Bully’s new album SUGAREGG is out now via Sub Pop Records.
Bully’s album SUGAREGG, released through the mighty Sub Pop Records, sounds like a record that should be released through them. In a nutshell, that’s it. But that’s no fun, let’s smash that nutshell open. Look at it, the shell, the bits and bobs hidden inside, all of it. In 500ish words of metaphor soaked joy. A review.
The artwork on SUGAREGG is an image that sticks with me as I let this album crawl into my brain. The rich midday sea blue sits against the J. Mascis-esque guitar perfectly. The purifying image of utopian water washing Alicia Bognanno’s hand holds true to the lyrical content and delivery. The album feels like a cleansing of whatever muck she’s picked up in the prelude to the album. It’s quite beautiful and painful at times.

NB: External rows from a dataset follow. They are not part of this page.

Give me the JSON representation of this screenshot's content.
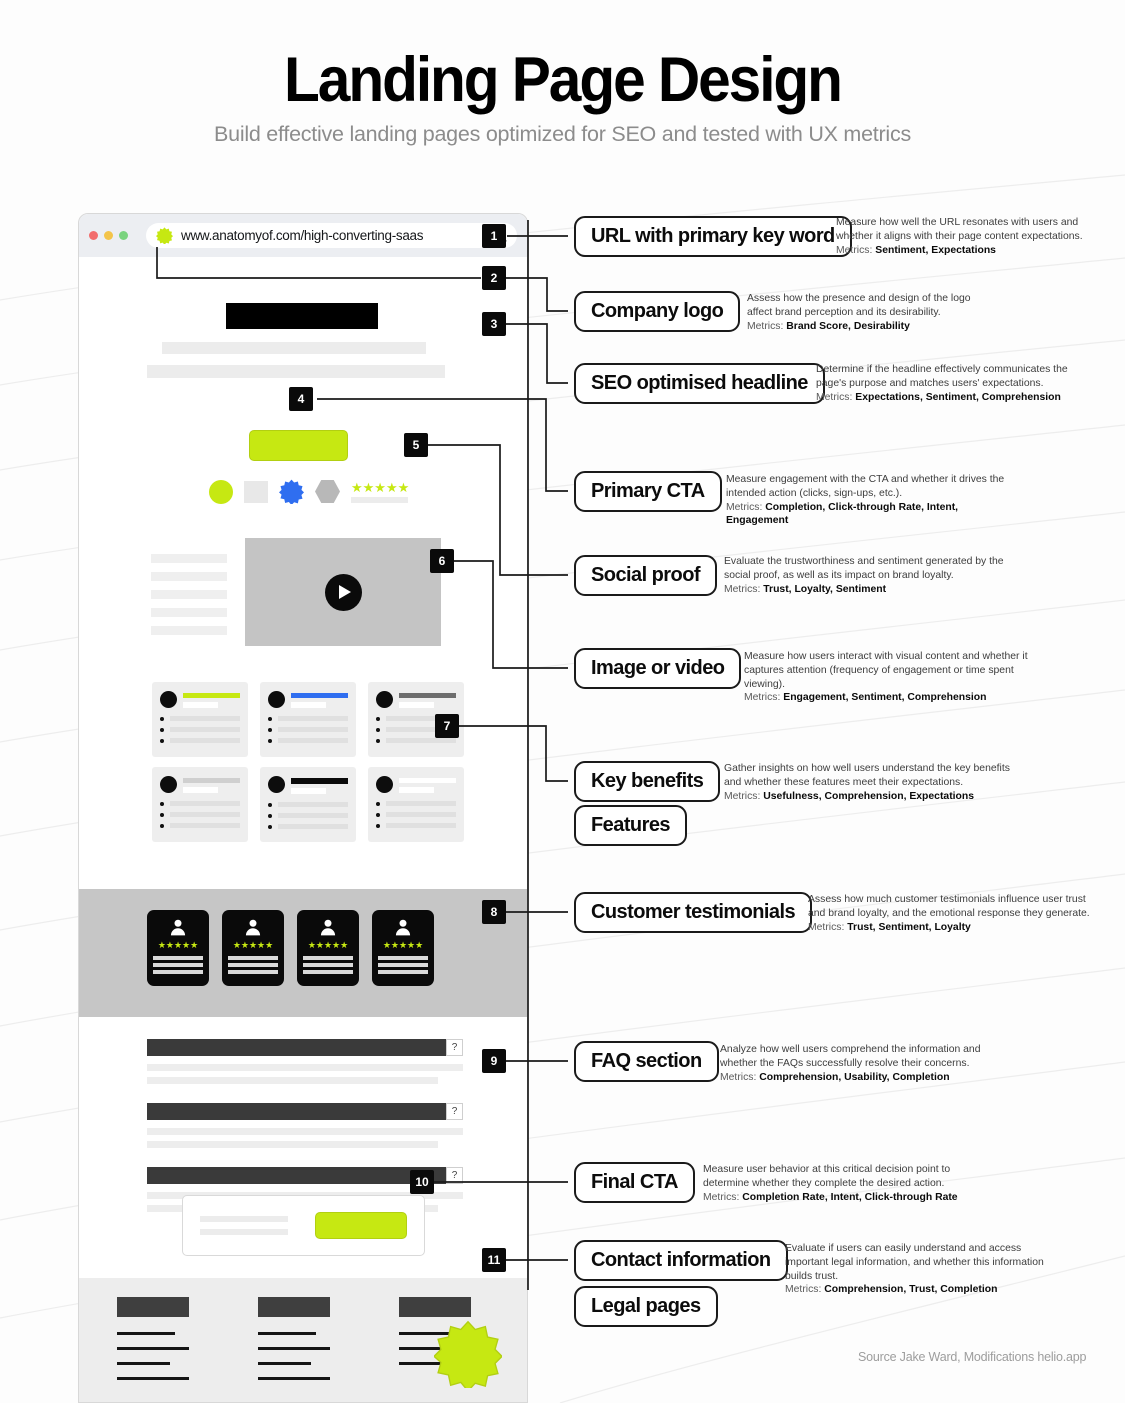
{
  "header": {
    "title": "Landing Page Design",
    "subtitle": "Build effective landing pages optimized for SEO and tested with UX metrics"
  },
  "browser": {
    "url": "www.anatomyof.com/high-converting-saas",
    "search_icon": "search-icon",
    "logo_icon": "burst-logo-icon",
    "traffic_lights": [
      "red",
      "yellow",
      "green"
    ]
  },
  "wireframe": {
    "play_icon": "play-icon",
    "faq_marker": "?",
    "testimonial_stars": "★★★★★",
    "proof_stars": "★★★★★",
    "card_accent_colors": [
      "#c6e812",
      "#2f6ef0",
      "#6d6d6d",
      "#cfcfcf",
      "#0a0a0a",
      "#ffffff"
    ]
  },
  "colors": {
    "accent_lime": "#c6e812",
    "accent_blue": "#2f6ef0",
    "ink": "#0a0a0a",
    "muted": "#8c8c8c",
    "band_gray": "#c6c6c6",
    "footer_gray": "#ededed"
  },
  "callouts": [
    {
      "number": "1",
      "label": "URL with primary key word",
      "description": "Measure how well the URL resonates with users and whether it aligns with their page content expectations.",
      "metrics_label": "Metrics:",
      "metrics": "Sentiment, Expectations"
    },
    {
      "number": "2",
      "label": "Company logo",
      "description": "Assess how the presence and design of the logo affect brand perception and its desirability.",
      "metrics_label": "Metrics:",
      "metrics": "Brand Score, Desirability"
    },
    {
      "number": "3",
      "label": "SEO optimised headline",
      "description": "Determine if the headline effectively communicates the page's purpose and matches users' expectations.",
      "metrics_label": "Metrics:",
      "metrics": "Expectations, Sentiment, Comprehension"
    },
    {
      "number": "4",
      "label": "Primary CTA",
      "description": "Measure engagement with the CTA and whether it drives the intended action (clicks, sign-ups, etc.).",
      "metrics_label": "Metrics:",
      "metrics": "Completion, Click-through Rate, Intent, Engagement"
    },
    {
      "number": "5",
      "label": "Social proof",
      "description": "Evaluate the trustworthiness and sentiment generated by the social proof, as well as its impact on brand loyalty.",
      "metrics_label": "Metrics:",
      "metrics": "Trust, Loyalty, Sentiment"
    },
    {
      "number": "6",
      "label": "Image or video",
      "description": "Measure how users interact with visual content and whether it captures attention (frequency of engagement or time spent viewing).",
      "metrics_label": "Metrics:",
      "metrics": "Engagement, Sentiment, Comprehension"
    },
    {
      "number": "7",
      "label": "Key benefits",
      "label_secondary": "Features",
      "description": "Gather insights on how well users understand the key benefits and whether these features meet their expectations.",
      "metrics_label": "Metrics:",
      "metrics": "Usefulness, Comprehension, Expectations"
    },
    {
      "number": "8",
      "label": "Customer testimonials",
      "description": "Assess how much customer testimonials influence user trust and brand loyalty, and the emotional response they generate.",
      "metrics_label": "Metrics:",
      "metrics": "Trust, Sentiment, Loyalty"
    },
    {
      "number": "9",
      "label": "FAQ section",
      "description": "Analyze how well users comprehend the information and whether the FAQs successfully resolve their concerns.",
      "metrics_label": "Metrics:",
      "metrics": "Comprehension, Usability, Completion"
    },
    {
      "number": "10",
      "label": "Final CTA",
      "description": "Measure user behavior at this critical decision point to determine whether they complete the desired action.",
      "metrics_label": "Metrics:",
      "metrics": "Completion Rate, Intent, Click-through Rate"
    },
    {
      "number": "11",
      "label": "Contact information",
      "label_secondary": "Legal pages",
      "description": "Evaluate if users can easily understand and access important legal information, and whether this information builds trust.",
      "metrics_label": "Metrics:",
      "metrics": "Comprehension, Trust, Completion"
    }
  ],
  "source": "Source Jake Ward, Modifications helio.app"
}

So, music. Big feedback, click click click click and we’re off on the first entry, ‘Add It On’. Fast tempo sun-soaked and distorted guitars race in the face of a slacker punk style sound. The first verse comes at you with such intent you can’t help but prick your ears up. The strained vocal delivery of Alicia is perfect, tearing away at herself, ‘A LIAR A LIAR’ she exorcises from the corners of her punk heart. A more ethereal, softer and sung approach is counterpointed against this harshness for chorus and bridge, to add a tickle of heartbreak and melody, swinging with the racing guitars and cymbal heavy wall of sound from the drums. Big building crescendo from the bridge, ring out on final note. Excellent. How to write a good song 101. And this expertise is thrown at you time and time again.
Bully, or more specifically Alicia Bognanno, knows exactly who she is on this album. She’s recently turned the band from a 3 piece into a solo project, with accompanying members. Essentially, she’s dealt with personal issues, taken control of her music and life, citing finding the right treatment for her bipolar for this albums groundedness. All this has been thrown onto the canvas of SUGAREGG like the paint from Jackson Pollock’s hand. Although Bognanno is a product of Steve Albini’s studio Electrical Audio engineering the previous two Bully albums, this time she handed these duties to Grammy award-winning producer John Congleton, with a beautifully rich result. Also, the album is littered with little outtake style snippets from the sessions, which I love.
It’s nothing but an aural treat to hear an album execute from a place it know where to hits from. Alicia is employing the plethora of musical tools left for her by late 80’s early 90’s noise-driven post-punk and grunge Bible writers like Dinosaur Jr, Husker Du and The Lemonheads, the huge anthemic distortion and loud quiet loud approach is tried and tested, works, every time. Her racing little guitar melodies running through a waterfall of sounds, piercing, beautiful and considered. Like a water pistol shooting you in the face with musical holy water during torrential rain.
Vocally, Alicia takes centre stage on this album. Her raspy and gravelled attack on ‘Where to Start’ take me to all the great parts of Courtney Love’s Hole, raspy, immediate. The ethereal, dreamlike, softer tone she employs on ‘Prism’ showcases her ability to take a song to a special place, you’re swaying in a colourful haze, helpless, bloody dripping in all this wonderful music. There are moments she transcends and enters the anthemic territory of Perry Farrel and those are the moments I cherish on SUGAREGG. All this vocal power, the weight of lyrical content and undeniably catchy garage grunge power of the music make SUGAREGG an ‘angst for adults’ must. Let it in, go kick a bin over and burn something an ex gave you in your local park.
Order the album here.